(2) Secondly, you must work out the inverse of $\displaystyle T_{a,b}$, an arbitrary element from your group.

(3) Lastly, you need to verify the result.

Which bit are you struggling with? - Oct 3rd 2009, 09:15 AMGodisgood
Thanks Swlabr for outlining the steps

so for the last step if e and f for T_e,f are rational then that means H is a normal subgroup in G. I had thought that if a subgroup is normal then every right coset is equal to every left coset i.e Ha = aH. is this also true.?? - Oct 3rd 2009, 09:28 AMSwlabr
$\displaystyle aH=Ha \Leftrightarrow aHa^{-1}=H \Leftrightarrow aha^{-1} \in H \text{ } \forall \text{ } h \in H$. So what is easiest to show is that if we take an element from $\displaystyle H$, $\displaystyle h$, and an arbitrary element from $\displaystyle G$, $\displaystyle g$, then $\displaystyle ghg^{-1} \in H$. This is what we want to show here.

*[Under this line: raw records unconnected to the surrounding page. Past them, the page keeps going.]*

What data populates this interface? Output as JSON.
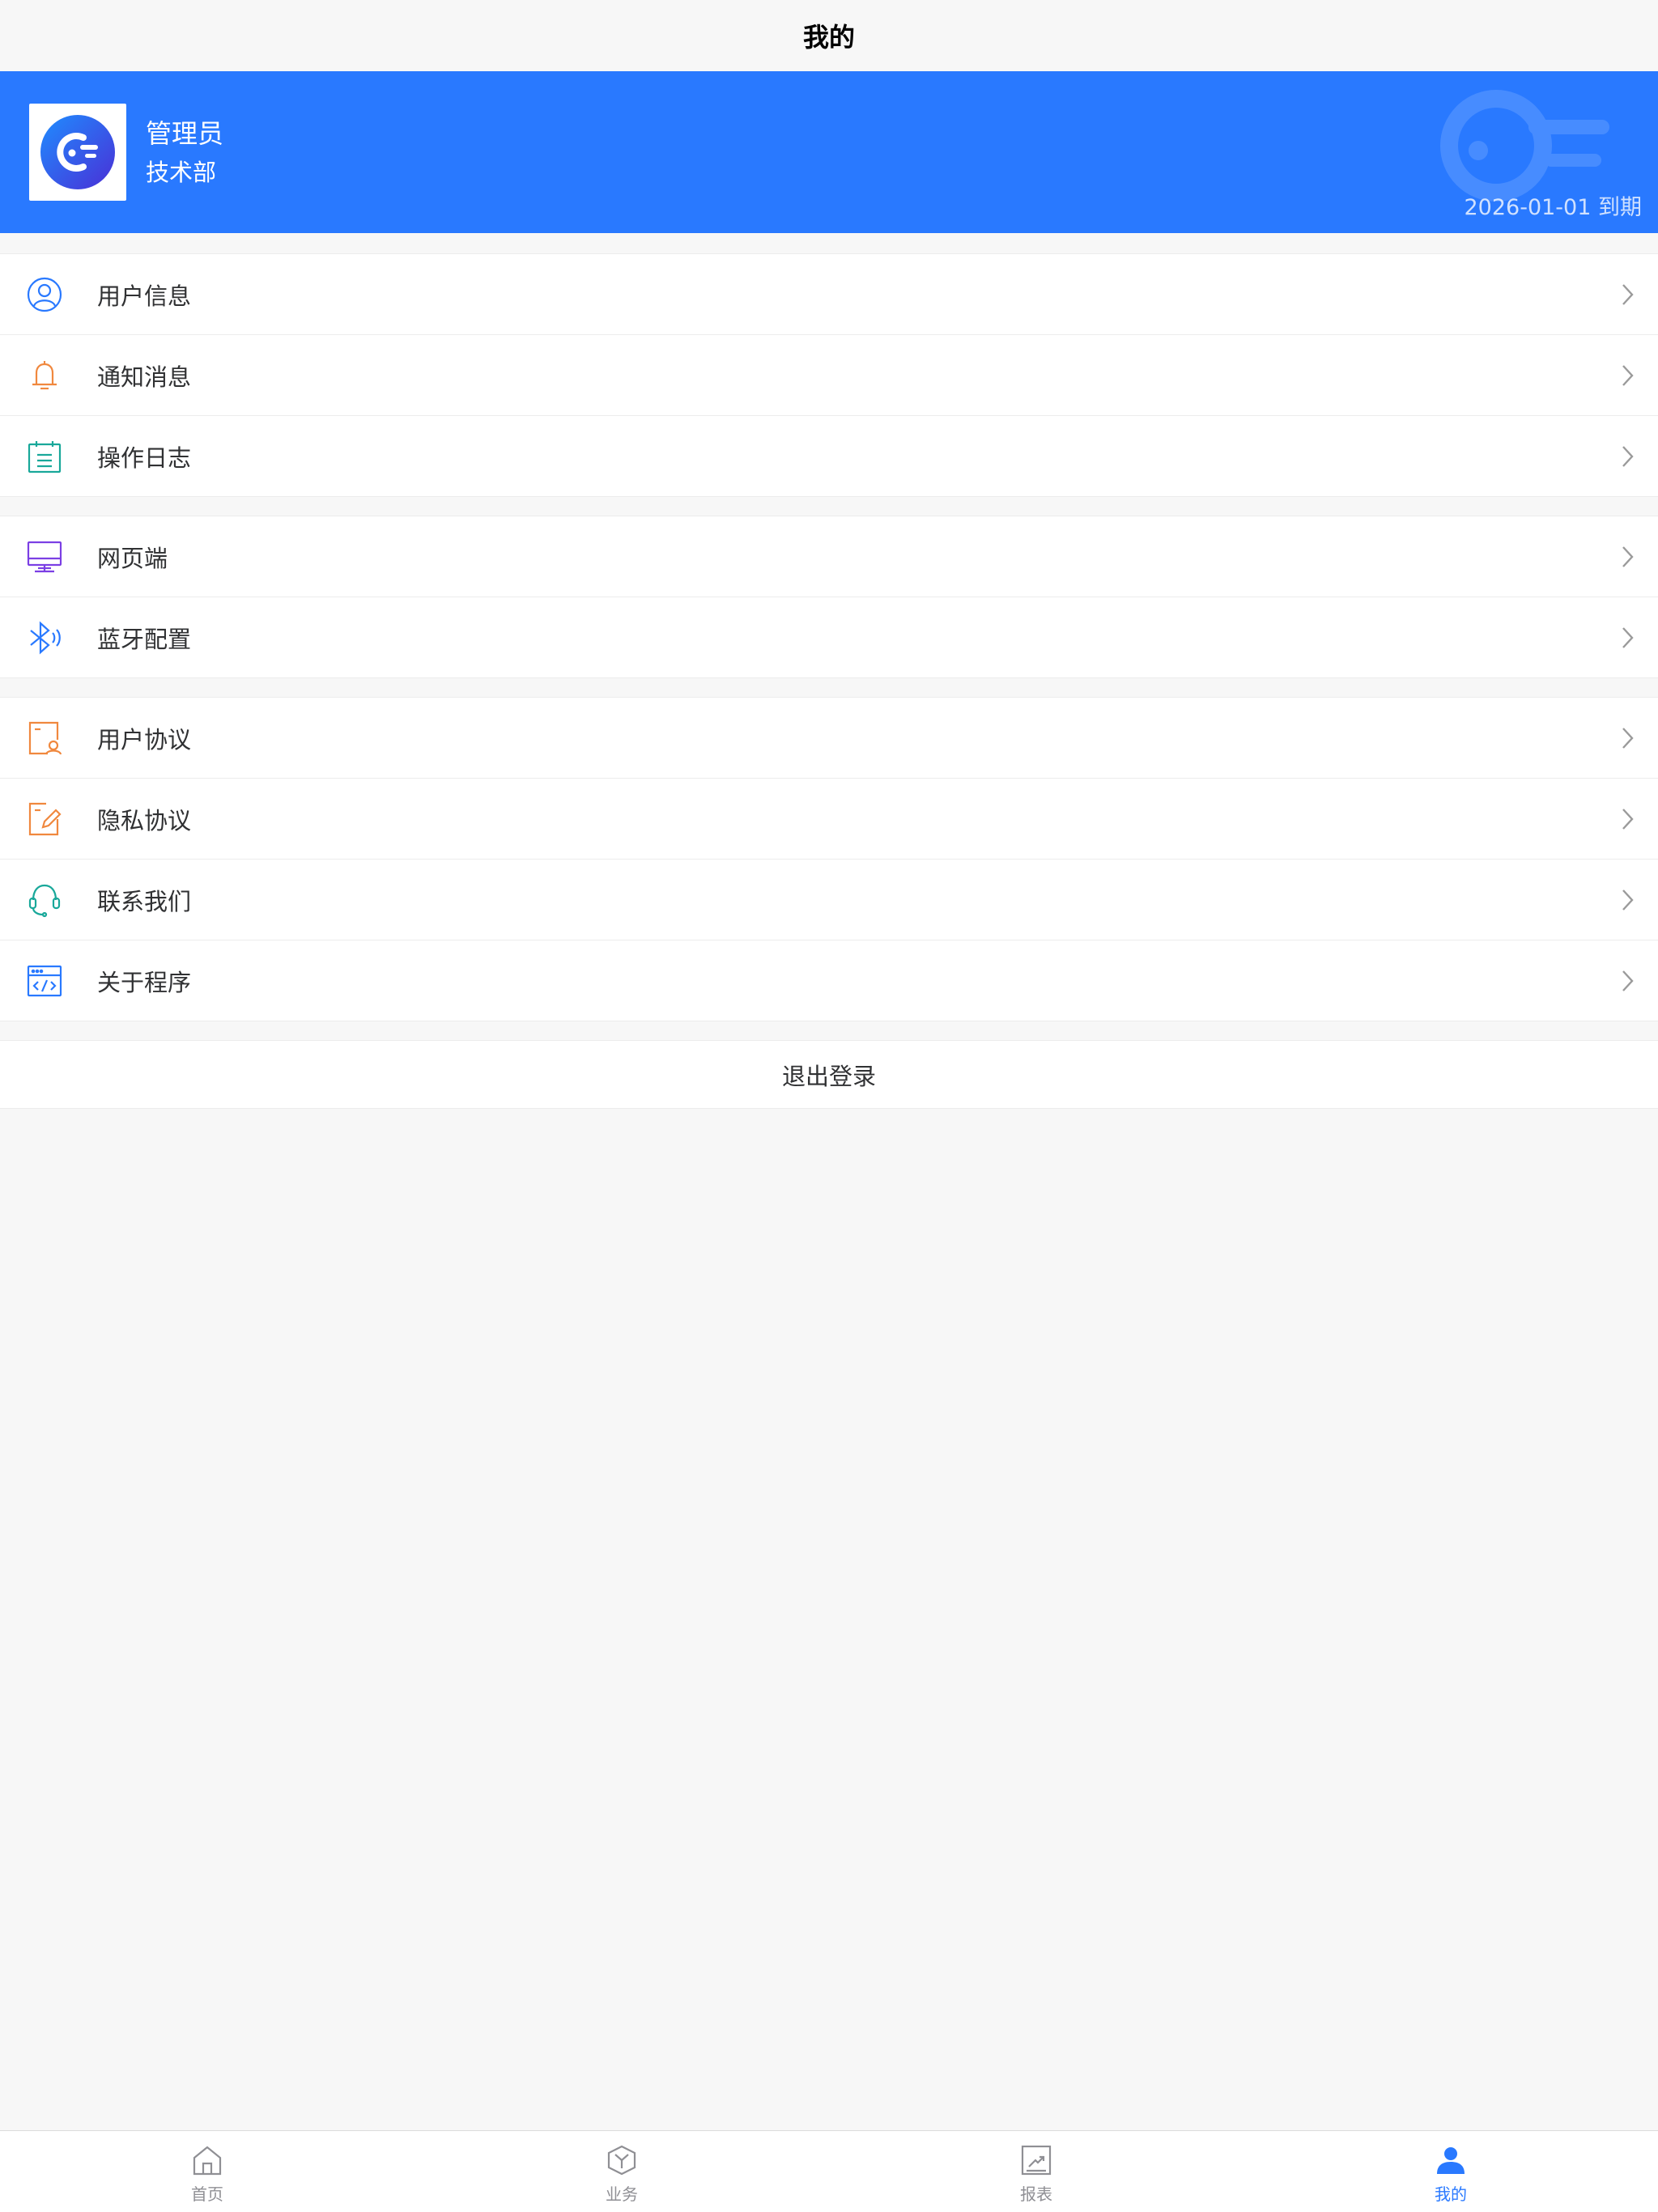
{
  "navbar": {
    "title": "我的"
  },
  "profile": {
    "name": "管理员",
    "department": "技术部",
    "expiry": "2026-01-01 到期"
  },
  "menu_groups": [
    {
      "items": [
        {
          "label": "用户信息",
          "icon": "user-circle-icon",
          "color": "#2979ff"
        },
        {
          "label": "通知消息",
          "icon": "bell-icon",
          "color": "#f0883e"
        },
        {
          "label": "操作日志",
          "icon": "calendar-log-icon",
          "color": "#19a89a"
        }
      ]
    },
    {
      "items": [
        {
          "label": "网页端",
          "icon": "monitor-icon",
          "color": "#7b3fe4"
        },
        {
          "label": "蓝牙配置",
          "icon": "bluetooth-icon",
          "color": "#2979ff"
        }
      ]
    },
    {
      "items": [
        {
          "label": "用户协议",
          "icon": "user-document-icon",
          "color": "#f0883e"
        },
        {
          "label": "隐私协议",
          "icon": "edit-document-icon",
          "color": "#f0883e"
        },
        {
          "label": "联系我们",
          "icon": "headset-icon",
          "color": "#19a89a"
        },
        {
          "label": "关于程序",
          "icon": "code-window-icon",
          "color": "#2979ff"
        }
      ]
    }
  ],
  "logout": {
    "label": "退出登录"
  },
  "tabbar": {
    "tabs": [
      {
        "label": "首页",
        "icon": "home-icon",
        "active": false
      },
      {
        "label": "业务",
        "icon": "cube-icon",
        "active": false
      },
      {
        "label": "报表",
        "icon": "chart-icon",
        "active": false
      },
      {
        "label": "我的",
        "icon": "person-icon",
        "active": true
      }
    ]
  },
  "colors": {
    "brand": "#2979ff",
    "background": "#f7f7f7",
    "text": "#303133",
    "inactive_tab": "#8f8f94"
  }
}
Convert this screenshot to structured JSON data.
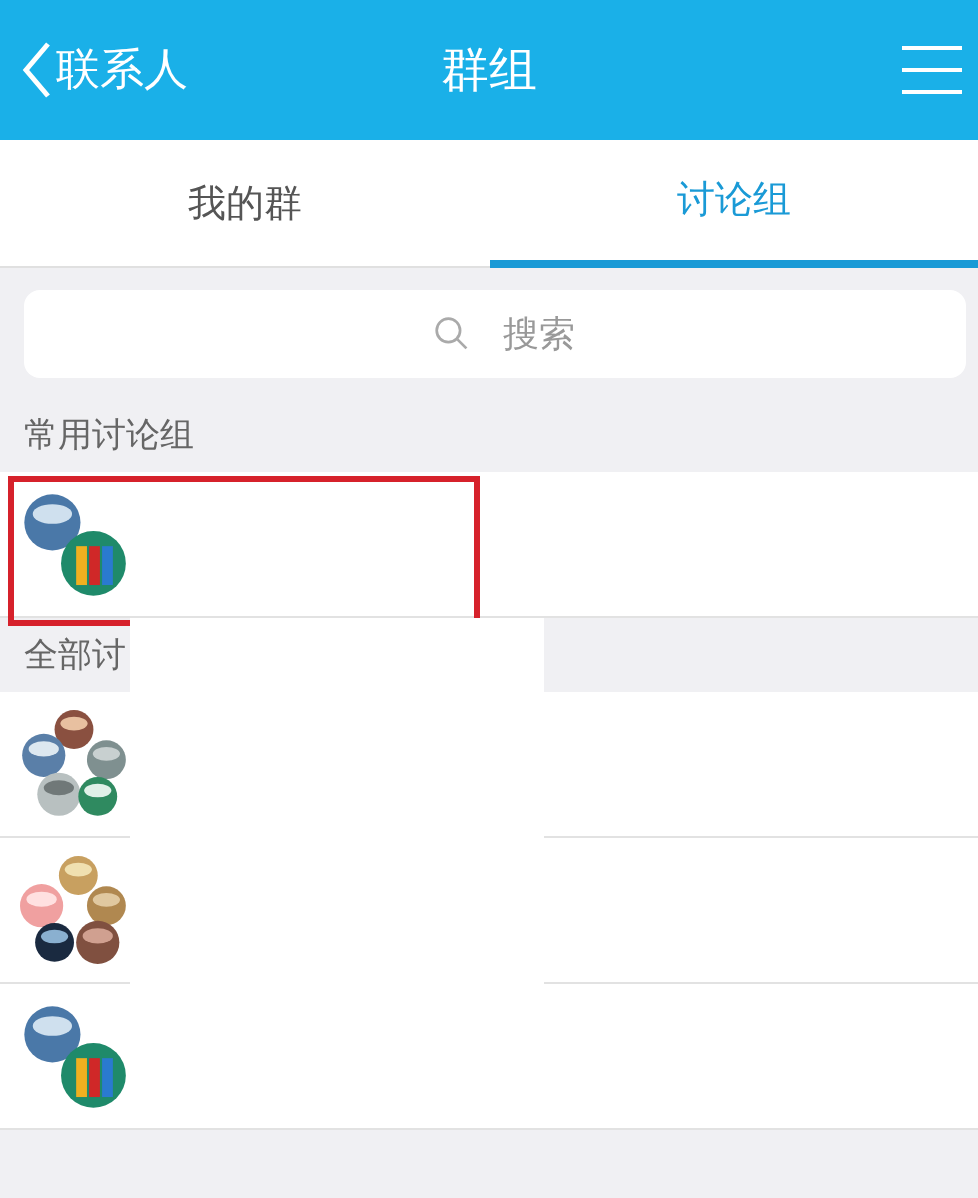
{
  "nav_bar": {
    "back_label": "联系人",
    "title": "群组"
  },
  "tabs": [
    {
      "label": "我的群",
      "selected": false
    },
    {
      "label": "讨论组",
      "selected": true
    }
  ],
  "search": {
    "placeholder": "搜索"
  },
  "sections": [
    {
      "title": "常用讨论组",
      "groups": [
        {
          "kind": "pair",
          "highlighted": true
        }
      ]
    },
    {
      "title": "全部讨",
      "groups": [
        {
          "kind": "five-a",
          "highlighted": false
        },
        {
          "kind": "five-b",
          "highlighted": false
        },
        {
          "kind": "pair",
          "highlighted": false
        }
      ]
    }
  ]
}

The elements of $\displaystyle H$ are the elements of the group of the form $\displaystyle T_{a,b}$ where $\displaystyle a$ is a rational number. So basically you have to show that if $\displaystyle a \in \mathbb{Q}$ then $\displaystyle T_{c,d}T_{a,b}T_{c,d}^{-1} \in H$. To do this you need to show that $\displaystyle T_{c,d}T_{a,b}(T_{c,d})^{-1} = T_{e,f} $ where $\displaystyle e \in \mathbb{Q}$. It does not matter what happens to $\displaystyle f$.